## WHAT IS BEING ASKED:
Produce the same data once more, line for line.

## Website and app data records:
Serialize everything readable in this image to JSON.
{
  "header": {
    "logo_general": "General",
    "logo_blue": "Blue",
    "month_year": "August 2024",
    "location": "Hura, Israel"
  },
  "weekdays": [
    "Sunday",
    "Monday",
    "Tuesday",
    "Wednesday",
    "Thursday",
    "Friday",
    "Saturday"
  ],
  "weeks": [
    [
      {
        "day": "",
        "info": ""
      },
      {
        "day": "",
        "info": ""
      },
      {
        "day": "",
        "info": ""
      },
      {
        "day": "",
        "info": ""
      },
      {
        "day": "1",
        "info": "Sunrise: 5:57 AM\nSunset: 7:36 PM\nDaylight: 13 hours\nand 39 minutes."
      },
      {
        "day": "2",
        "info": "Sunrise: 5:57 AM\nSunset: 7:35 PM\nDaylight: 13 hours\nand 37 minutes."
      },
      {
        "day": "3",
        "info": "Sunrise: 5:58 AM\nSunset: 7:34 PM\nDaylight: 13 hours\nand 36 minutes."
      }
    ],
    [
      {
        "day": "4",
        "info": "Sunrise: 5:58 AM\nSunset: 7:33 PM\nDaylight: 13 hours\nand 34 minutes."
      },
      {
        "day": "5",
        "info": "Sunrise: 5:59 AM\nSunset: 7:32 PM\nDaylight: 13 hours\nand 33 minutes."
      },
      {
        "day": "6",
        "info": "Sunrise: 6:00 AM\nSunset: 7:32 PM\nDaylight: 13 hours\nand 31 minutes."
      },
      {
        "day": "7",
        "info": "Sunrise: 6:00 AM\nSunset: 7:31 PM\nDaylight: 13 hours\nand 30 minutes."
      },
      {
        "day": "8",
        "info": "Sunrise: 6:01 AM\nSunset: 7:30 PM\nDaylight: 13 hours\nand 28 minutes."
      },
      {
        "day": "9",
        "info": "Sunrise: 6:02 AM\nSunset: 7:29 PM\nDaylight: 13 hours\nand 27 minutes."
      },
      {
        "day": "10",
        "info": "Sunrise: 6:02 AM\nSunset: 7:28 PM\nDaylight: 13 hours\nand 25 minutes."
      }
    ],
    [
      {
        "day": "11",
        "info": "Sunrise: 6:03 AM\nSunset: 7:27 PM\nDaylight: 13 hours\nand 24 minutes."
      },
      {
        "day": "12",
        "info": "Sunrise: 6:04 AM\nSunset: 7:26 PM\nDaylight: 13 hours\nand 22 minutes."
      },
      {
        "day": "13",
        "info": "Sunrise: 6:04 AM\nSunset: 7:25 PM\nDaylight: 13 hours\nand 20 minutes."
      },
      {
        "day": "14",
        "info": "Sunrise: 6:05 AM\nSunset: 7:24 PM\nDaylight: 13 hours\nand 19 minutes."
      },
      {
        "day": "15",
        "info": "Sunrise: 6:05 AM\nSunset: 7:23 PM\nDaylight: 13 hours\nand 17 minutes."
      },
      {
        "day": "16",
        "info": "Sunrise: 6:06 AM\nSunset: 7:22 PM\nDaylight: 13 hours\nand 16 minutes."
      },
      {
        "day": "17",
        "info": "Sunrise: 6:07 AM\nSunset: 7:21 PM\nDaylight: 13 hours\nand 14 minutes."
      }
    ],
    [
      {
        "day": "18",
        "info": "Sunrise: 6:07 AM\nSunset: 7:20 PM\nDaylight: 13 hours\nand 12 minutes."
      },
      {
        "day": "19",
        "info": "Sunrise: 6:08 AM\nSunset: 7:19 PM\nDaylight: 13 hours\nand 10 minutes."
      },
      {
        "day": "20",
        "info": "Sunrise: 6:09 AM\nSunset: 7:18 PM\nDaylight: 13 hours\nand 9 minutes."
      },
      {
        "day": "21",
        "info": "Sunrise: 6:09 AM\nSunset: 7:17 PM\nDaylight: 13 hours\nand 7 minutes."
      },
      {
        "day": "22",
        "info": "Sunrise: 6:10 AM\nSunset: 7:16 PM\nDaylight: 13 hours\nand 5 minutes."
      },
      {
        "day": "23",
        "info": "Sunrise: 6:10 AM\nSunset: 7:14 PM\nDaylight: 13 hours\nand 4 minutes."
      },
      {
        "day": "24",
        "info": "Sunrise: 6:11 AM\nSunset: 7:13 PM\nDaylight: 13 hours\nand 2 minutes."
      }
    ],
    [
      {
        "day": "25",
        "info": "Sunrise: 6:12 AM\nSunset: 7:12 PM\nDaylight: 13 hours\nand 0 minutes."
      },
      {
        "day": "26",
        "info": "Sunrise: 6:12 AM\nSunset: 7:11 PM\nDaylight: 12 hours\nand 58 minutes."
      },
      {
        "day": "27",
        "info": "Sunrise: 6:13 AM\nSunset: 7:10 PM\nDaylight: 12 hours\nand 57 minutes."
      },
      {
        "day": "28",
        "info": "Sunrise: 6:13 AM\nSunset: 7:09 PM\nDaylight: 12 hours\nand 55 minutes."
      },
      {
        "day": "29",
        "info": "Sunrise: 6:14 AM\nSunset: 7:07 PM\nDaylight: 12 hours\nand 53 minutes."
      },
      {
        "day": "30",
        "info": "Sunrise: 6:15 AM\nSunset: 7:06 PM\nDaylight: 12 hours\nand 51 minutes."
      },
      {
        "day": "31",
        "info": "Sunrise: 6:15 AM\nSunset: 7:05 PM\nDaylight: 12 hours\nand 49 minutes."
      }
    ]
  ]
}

## WRITTEN ANSWER:
Serialize everything readable in this image to JSON.
{
  "header": {
    "logo_general": "General",
    "logo_blue": "Blue",
    "month_year": "August 2024",
    "location": "Hura, Israel"
  },
  "weekdays": [
    "Sunday",
    "Monday",
    "Tuesday",
    "Wednesday",
    "Thursday",
    "Friday",
    "Saturday"
  ],
  "weeks": [
    [
      {
        "day": "",
        "info": ""
      },
      {
        "day": "",
        "info": ""
      },
      {
        "day": "",
        "info": ""
      },
      {
        "day": "",
        "info": ""
      },
      {
        "day": "1",
        "info": "Sunrise: 5:57 AM\nSunset: 7:36 PM\nDaylight: 13 hours\nand 39 minutes."
      },
      {
        "day": "2",
        "info": "Sunrise: 5:57 AM\nSunset: 7:35 PM\nDaylight: 13 hours\nand 37 minutes."
      },
      {
        "day": "3",
        "info": "Sunrise: 5:58 AM\nSunset: 7:34 PM\nDaylight: 13 hours\nand 36 minutes."
      }
    ],
    [
      {
        "day": "4",
        "info": "Sunrise: 5:58 AM\nSunset: 7:33 PM\nDaylight: 13 hours\nand 34 minutes."
      },
      {
        "day": "5",
        "info": "Sunrise: 5:59 AM\nSunset: 7:32 PM\nDaylight: 13 hours\nand 33 minutes."
      },
      {
        "day": "6",
        "info": "Sunrise: 6:00 AM\nSunset: 7:32 PM\nDaylight: 13 hours\nand 31 minutes."
      },
      {
        "day": "7",
        "info": "Sunrise: 6:00 AM\nSunset: 7:31 PM\nDaylight: 13 hours\nand 30 minutes."
      },
      {
        "day": "8",
        "info": "Sunrise: 6:01 AM\nSunset: 7:30 PM\nDaylight: 13 hours\nand 28 minutes."
      },
      {
        "day": "9",
        "info": "Sunrise: 6:02 AM\nSunset: 7:29 PM\nDaylight: 13 hours\nand 27 minutes."
      },
      {
        "day": "10",
        "info": "Sunrise: 6:02 AM\nSunset: 7:28 PM\nDaylight: 13 hours\nand 25 minutes."
      }
    ],
    [
      {
        "day": "11",
        "info": "Sunrise: 6:03 AM\nSunset: 7:27 PM\nDaylight: 13 hours\nand 24 minutes."
      },
      {
        "day": "12",
        "info": "Sunrise: 6:04 AM\nSunset: 7:26 PM\nDaylight: 13 hours\nand 22 minutes."
      },
      {
        "day": "13",
        "info": "Sunrise: 6:04 AM\nSunset: 7:25 PM\nDaylight: 13 hours\nand 20 minutes."
      },
      {
        "day": "14",
        "info": "Sunrise: 6:05 AM\nSunset: 7:24 PM\nDaylight: 13 hours\nand 19 minutes."
      },
      {
        "day": "15",
        "info": "Sunrise: 6:05 AM\nSunset: 7:23 PM\nDaylight: 13 hours\nand 17 minutes."
      },
      {
        "day": "16",
        "info": "Sunrise: 6:06 AM\nSunset: 7:22 PM\nDaylight: 13 hours\nand 16 minutes."
      },
      {
        "day": "17",
        "info": "Sunrise: 6:07 AM\nSunset: 7:21 PM\nDaylight: 13 hours\nand 14 minutes."
      }
    ],
    [
      {
        "day": "18",
        "info": "Sunrise: 6:07 AM\nSunset: 7:20 PM\nDaylight: 13 hours\nand 12 minutes."
      },
      {
        "day": "19",
        "info": "Sunrise: 6:08 AM\nSunset: 7:19 PM\nDaylight: 13 hours\nand 10 minutes."
      },
      {
        "day": "20",
        "info": "Sunrise: 6:09 AM\nSunset: 7:18 PM\nDaylight: 13 hours\nand 9 minutes."
      },
      {
        "day": "21",
        "info": "Sunrise: 6:09 AM\nSunset: 7:17 PM\nDaylight: 13 hours\nand 7 minutes."
      },
      {
        "day": "22",
        "info": "Sunrise: 6:10 AM\nSunset: 7:16 PM\nDaylight: 13 hours\nand 5 minutes."
      },
      {
        "day": "23",
        "info": "Sunrise: 6:10 AM\nSunset: 7:14 PM\nDaylight: 13 hours\nand 4 minutes."
      },
      {
        "day": "24",
        "info": "Sunrise: 6:11 AM\nSunset: 7:13 PM\nDaylight: 13 hours\nand 2 minutes."
      }
    ],
    [
      {
        "day": "25",
        "info": "Sunrise: 6:12 AM\nSunset: 7:12 PM\nDaylight: 13 hours\nand 0 minutes."
      },
      {
        "day": "26",
        "info": "Sunrise: 6:12 AM\nSunset: 7:11 PM\nDaylight: 12 hours\nand 58 minutes."
      },
      {
        "day": "27",
        "info": "Sunrise: 6:13 AM\nSunset: 7:10 PM\nDaylight: 12 hours\nand 57 minutes."
      },
      {
        "day": "28",
        "info": "Sunrise: 6:13 AM\nSunset: 7:09 PM\nDaylight: 12 hours\nand 55 minutes."
      },
      {
        "day": "29",
        "info": "Sunrise: 6:14 AM\nSunset: 7:07 PM\nDaylight: 12 hours\nand 53 minutes."
      },
      {
        "day": "30",
        "info": "Sunrise: 6:15 AM\nSunset: 7:06 PM\nDaylight: 12 hours\nand 51 minutes."
      },
      {
        "day": "31",
        "info": "Sunrise: 6:15 AM\nSunset: 7:05 PM\nDaylight: 12 hours\nand 49 minutes."
      }
    ]
  ]
}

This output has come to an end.